> _Task to carry out_
Copy each line of the data below, character for character.

---

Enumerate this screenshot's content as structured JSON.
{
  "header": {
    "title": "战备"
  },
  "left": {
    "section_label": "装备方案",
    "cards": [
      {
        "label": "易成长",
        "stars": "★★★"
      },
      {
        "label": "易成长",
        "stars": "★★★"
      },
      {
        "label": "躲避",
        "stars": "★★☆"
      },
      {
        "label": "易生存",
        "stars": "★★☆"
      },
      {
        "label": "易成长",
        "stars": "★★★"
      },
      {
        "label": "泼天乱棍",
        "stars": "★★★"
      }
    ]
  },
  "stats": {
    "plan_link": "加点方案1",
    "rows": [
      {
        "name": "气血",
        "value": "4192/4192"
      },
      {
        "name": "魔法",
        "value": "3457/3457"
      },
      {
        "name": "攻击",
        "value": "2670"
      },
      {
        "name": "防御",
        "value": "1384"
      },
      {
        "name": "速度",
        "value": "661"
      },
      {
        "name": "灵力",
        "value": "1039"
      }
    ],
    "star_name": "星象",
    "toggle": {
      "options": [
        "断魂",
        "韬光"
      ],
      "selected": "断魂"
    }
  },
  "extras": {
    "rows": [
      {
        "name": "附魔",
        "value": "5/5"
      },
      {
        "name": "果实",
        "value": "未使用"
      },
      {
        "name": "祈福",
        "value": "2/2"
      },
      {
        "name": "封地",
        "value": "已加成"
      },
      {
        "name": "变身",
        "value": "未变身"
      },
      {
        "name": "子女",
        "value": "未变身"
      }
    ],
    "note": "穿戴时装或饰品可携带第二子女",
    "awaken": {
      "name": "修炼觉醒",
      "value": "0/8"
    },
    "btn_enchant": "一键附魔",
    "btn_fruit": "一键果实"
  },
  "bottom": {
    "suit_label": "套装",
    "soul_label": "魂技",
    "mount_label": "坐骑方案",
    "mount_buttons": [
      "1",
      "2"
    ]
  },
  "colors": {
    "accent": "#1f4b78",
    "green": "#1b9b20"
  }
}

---

> _Reply_
Enumerate this screenshot's content as structured JSON.
{
  "header": {
    "title": "战备"
  },
  "left": {
    "section_label": "装备方案",
    "cards": [
      {
        "label": "易成长",
        "stars": "★★★"
      },
      {
        "label": "易成长",
        "stars": "★★★"
      },
      {
        "label": "躲避",
        "stars": "★★☆"
      },
      {
        "label": "易生存",
        "stars": "★★☆"
      },
      {
        "label": "易成长",
        "stars": "★★★"
      },
      {
        "label": "泼天乱棍",
        "stars": "★★★"
      }
    ]
  },
  "stats": {
    "plan_link": "加点方案1",
    "rows": [
      {
        "name": "气血",
        "value": "4192/4192"
      },
      {
        "name": "魔法",
        "value": "3457/3457"
      },
      {
        "name": "攻击",
        "value": "2670"
      },
      {
        "name": "防御",
        "value": "1384"
      },
      {
        "name": "速度",
        "value": "661"
      },
      {
        "name": "灵力",
        "value": "1039"
      }
    ],
    "star_name": "星象",
    "toggle": {
      "options": [
        "断魂",
        "韬光"
      ],
      "selected": "断魂"
    }
  },
  "extras": {
    "rows": [
      {
        "name": "附魔",
        "value": "5/5"
      },
      {
        "name": "果实",
        "value": "未使用"
      },
      {
        "name": "祈福",
        "value": "2/2"
      },
      {
        "name": "封地",
        "value": "已加成"
      },
      {
        "name": "变身",
        "value": "未变身"
      },
      {
        "name": "子女",
        "value": "未变身"
      }
    ],
    "note": "穿戴时装或饰品可携带第二子女",
    "awaken": {
      "name": "修炼觉醒",
      "value": "0/8"
    },
    "btn_enchant": "一键附魔",
    "btn_fruit": "一键果实"
  },
  "bottom": {
    "suit_label": "套装",
    "soul_label": "魂技",
    "mount_label": "坐骑方案",
    "mount_buttons": [
      "1",
      "2"
    ]
  },
  "colors": {
    "accent": "#1f4b78",
    "green": "#1b9b20"
  }
}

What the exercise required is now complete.